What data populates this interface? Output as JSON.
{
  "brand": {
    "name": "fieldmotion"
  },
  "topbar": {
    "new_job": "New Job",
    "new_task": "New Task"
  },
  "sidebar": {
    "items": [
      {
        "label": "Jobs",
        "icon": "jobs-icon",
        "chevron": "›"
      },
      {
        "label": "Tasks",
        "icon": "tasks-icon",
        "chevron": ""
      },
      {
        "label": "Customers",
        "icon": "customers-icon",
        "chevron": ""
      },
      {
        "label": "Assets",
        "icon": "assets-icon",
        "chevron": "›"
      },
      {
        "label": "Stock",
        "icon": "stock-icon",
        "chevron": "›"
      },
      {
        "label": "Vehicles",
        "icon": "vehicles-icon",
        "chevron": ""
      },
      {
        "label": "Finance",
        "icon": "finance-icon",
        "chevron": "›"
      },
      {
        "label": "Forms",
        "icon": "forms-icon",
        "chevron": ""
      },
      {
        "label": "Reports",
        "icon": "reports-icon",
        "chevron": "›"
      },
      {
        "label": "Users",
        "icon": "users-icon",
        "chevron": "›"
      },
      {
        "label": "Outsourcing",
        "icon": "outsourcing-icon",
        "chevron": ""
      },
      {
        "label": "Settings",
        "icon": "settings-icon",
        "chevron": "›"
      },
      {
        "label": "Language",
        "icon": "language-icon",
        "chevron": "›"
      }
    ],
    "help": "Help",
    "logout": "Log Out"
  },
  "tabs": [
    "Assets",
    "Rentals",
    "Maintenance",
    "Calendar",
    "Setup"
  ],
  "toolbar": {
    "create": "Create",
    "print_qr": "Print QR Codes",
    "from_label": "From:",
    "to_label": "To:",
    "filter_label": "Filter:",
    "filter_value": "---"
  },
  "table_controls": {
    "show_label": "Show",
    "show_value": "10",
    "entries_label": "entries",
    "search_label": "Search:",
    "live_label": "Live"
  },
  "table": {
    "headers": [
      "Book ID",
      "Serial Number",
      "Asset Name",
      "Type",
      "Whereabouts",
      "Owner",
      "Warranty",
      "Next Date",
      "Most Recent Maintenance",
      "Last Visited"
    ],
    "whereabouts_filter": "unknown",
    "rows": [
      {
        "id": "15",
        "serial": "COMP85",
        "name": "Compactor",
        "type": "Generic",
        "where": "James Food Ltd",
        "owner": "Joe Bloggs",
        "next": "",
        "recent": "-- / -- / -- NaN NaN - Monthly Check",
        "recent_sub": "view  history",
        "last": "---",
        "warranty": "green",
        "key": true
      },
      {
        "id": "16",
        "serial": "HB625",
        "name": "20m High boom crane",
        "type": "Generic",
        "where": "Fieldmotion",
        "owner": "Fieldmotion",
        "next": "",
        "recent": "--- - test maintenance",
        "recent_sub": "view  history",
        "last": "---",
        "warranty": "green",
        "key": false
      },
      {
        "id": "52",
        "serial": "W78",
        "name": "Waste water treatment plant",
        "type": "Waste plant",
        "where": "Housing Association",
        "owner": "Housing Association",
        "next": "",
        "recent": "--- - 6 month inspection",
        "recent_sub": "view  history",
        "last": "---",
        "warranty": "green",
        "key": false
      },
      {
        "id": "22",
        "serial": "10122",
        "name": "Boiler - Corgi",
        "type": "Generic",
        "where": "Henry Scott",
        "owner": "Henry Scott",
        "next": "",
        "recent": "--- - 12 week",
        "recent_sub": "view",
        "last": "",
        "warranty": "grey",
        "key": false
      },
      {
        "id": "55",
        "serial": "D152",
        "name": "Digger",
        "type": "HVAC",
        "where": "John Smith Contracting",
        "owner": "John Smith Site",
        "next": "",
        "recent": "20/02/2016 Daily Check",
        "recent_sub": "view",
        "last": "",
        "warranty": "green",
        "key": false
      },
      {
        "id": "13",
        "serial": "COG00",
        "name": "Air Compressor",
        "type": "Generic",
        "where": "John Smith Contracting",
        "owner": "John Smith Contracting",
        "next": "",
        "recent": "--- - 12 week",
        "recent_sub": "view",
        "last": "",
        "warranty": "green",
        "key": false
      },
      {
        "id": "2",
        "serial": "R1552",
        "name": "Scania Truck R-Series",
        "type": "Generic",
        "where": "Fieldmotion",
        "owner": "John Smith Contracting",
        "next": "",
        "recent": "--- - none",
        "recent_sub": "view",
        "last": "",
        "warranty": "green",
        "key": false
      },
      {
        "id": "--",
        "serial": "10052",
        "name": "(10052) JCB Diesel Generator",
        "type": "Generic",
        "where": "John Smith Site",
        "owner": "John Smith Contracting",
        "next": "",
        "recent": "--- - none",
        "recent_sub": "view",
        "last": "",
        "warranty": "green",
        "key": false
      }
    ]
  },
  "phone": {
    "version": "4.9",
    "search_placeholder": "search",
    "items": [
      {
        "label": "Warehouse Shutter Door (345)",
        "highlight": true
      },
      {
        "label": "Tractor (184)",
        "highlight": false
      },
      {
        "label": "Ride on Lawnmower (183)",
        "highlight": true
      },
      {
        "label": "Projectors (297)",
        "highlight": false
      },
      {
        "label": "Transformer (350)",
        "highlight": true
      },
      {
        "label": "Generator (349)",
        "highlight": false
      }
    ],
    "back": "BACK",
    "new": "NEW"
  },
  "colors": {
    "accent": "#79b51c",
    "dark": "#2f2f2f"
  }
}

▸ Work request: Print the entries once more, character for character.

▸ Written answer:
What data populates this interface? Output as JSON.
{
  "brand": {
    "name": "fieldmotion"
  },
  "topbar": {
    "new_job": "New Job",
    "new_task": "New Task"
  },
  "sidebar": {
    "items": [
      {
        "label": "Jobs",
        "icon": "jobs-icon",
        "chevron": "›"
      },
      {
        "label": "Tasks",
        "icon": "tasks-icon",
        "chevron": ""
      },
      {
        "label": "Customers",
        "icon": "customers-icon",
        "chevron": ""
      },
      {
        "label": "Assets",
        "icon": "assets-icon",
        "chevron": "›"
      },
      {
        "label": "Stock",
        "icon": "stock-icon",
        "chevron": "›"
      },
      {
        "label": "Vehicles",
        "icon": "vehicles-icon",
        "chevron": ""
      },
      {
        "label": "Finance",
        "icon": "finance-icon",
        "chevron": "›"
      },
      {
        "label": "Forms",
        "icon": "forms-icon",
        "chevron": ""
      },
      {
        "label": "Reports",
        "icon": "reports-icon",
        "chevron": "›"
      },
      {
        "label": "Users",
        "icon": "users-icon",
        "chevron": "›"
      },
      {
        "label": "Outsourcing",
        "icon": "outsourcing-icon",
        "chevron": ""
      },
      {
        "label": "Settings",
        "icon": "settings-icon",
        "chevron": "›"
      },
      {
        "label": "Language",
        "icon": "language-icon",
        "chevron": "›"
      }
    ],
    "help": "Help",
    "logout": "Log Out"
  },
  "tabs": [
    "Assets",
    "Rentals",
    "Maintenance",
    "Calendar",
    "Setup"
  ],
  "toolbar": {
    "create": "Create",
    "print_qr": "Print QR Codes",
    "from_label": "From:",
    "to_label": "To:",
    "filter_label": "Filter:",
    "filter_value": "---"
  },
  "table_controls": {
    "show_label": "Show",
    "show_value": "10",
    "entries_label": "entries",
    "search_label": "Search:",
    "live_label": "Live"
  },
  "table": {
    "headers": [
      "Book ID",
      "Serial Number",
      "Asset Name",
      "Type",
      "Whereabouts",
      "Owner",
      "Warranty",
      "Next Date",
      "Most Recent Maintenance",
      "Last Visited"
    ],
    "whereabouts_filter": "unknown",
    "rows": [
      {
        "id": "15",
        "serial": "COMP85",
        "name": "Compactor",
        "type": "Generic",
        "where": "James Food Ltd",
        "owner": "Joe Bloggs",
        "next": "",
        "recent": "-- / -- / -- NaN NaN - Monthly Check",
        "recent_sub": "view  history",
        "last": "---",
        "warranty": "green",
        "key": true
      },
      {
        "id": "16",
        "serial": "HB625",
        "name": "20m High boom crane",
        "type": "Generic",
        "where": "Fieldmotion",
        "owner": "Fieldmotion",
        "next": "",
        "recent": "--- - test maintenance",
        "recent_sub": "view  history",
        "last": "---",
        "warranty": "green",
        "key": false
      },
      {
        "id": "52",
        "serial": "W78",
        "name": "Waste water treatment plant",
        "type": "Waste plant",
        "where": "Housing Association",
        "owner": "Housing Association",
        "next": "",
        "recent": "--- - 6 month inspection",
        "recent_sub": "view  history",
        "last": "---",
        "warranty": "green",
        "key": false
      },
      {
        "id": "22",
        "serial": "10122",
        "name": "Boiler - Corgi",
        "type": "Generic",
        "where": "Henry Scott",
        "owner": "Henry Scott",
        "next": "",
        "recent": "--- - 12 week",
        "recent_sub": "view",
        "last": "",
        "warranty": "grey",
        "key": false
      },
      {
        "id": "55",
        "serial": "D152",
        "name": "Digger",
        "type": "HVAC",
        "where": "John Smith Contracting",
        "owner": "John Smith Site",
        "next": "",
        "recent": "20/02/2016 Daily Check",
        "recent_sub": "view",
        "last": "",
        "warranty": "green",
        "key": false
      },
      {
        "id": "13",
        "serial": "COG00",
        "name": "Air Compressor",
        "type": "Generic",
        "where": "John Smith Contracting",
        "owner": "John Smith Contracting",
        "next": "",
        "recent": "--- - 12 week",
        "recent_sub": "view",
        "last": "",
        "warranty": "green",
        "key": false
      },
      {
        "id": "2",
        "serial": "R1552",
        "name": "Scania Truck R-Series",
        "type": "Generic",
        "where": "Fieldmotion",
        "owner": "John Smith Contracting",
        "next": "",
        "recent": "--- - none",
        "recent_sub": "view",
        "last": "",
        "warranty": "green",
        "key": false
      },
      {
        "id": "--",
        "serial": "10052",
        "name": "(10052) JCB Diesel Generator",
        "type": "Generic",
        "where": "John Smith Site",
        "owner": "John Smith Contracting",
        "next": "",
        "recent": "--- - none",
        "recent_sub": "view",
        "last": "",
        "warranty": "green",
        "key": false
      }
    ]
  },
  "phone": {
    "version": "4.9",
    "search_placeholder": "search",
    "items": [
      {
        "label": "Warehouse Shutter Door (345)",
        "highlight": true
      },
      {
        "label": "Tractor (184)",
        "highlight": false
      },
      {
        "label": "Ride on Lawnmower (183)",
        "highlight": true
      },
      {
        "label": "Projectors (297)",
        "highlight": false
      },
      {
        "label": "Transformer (350)",
        "highlight": true
      },
      {
        "label": "Generator (349)",
        "highlight": false
      }
    ],
    "back": "BACK",
    "new": "NEW"
  },
  "colors": {
    "accent": "#79b51c",
    "dark": "#2f2f2f"
  }
}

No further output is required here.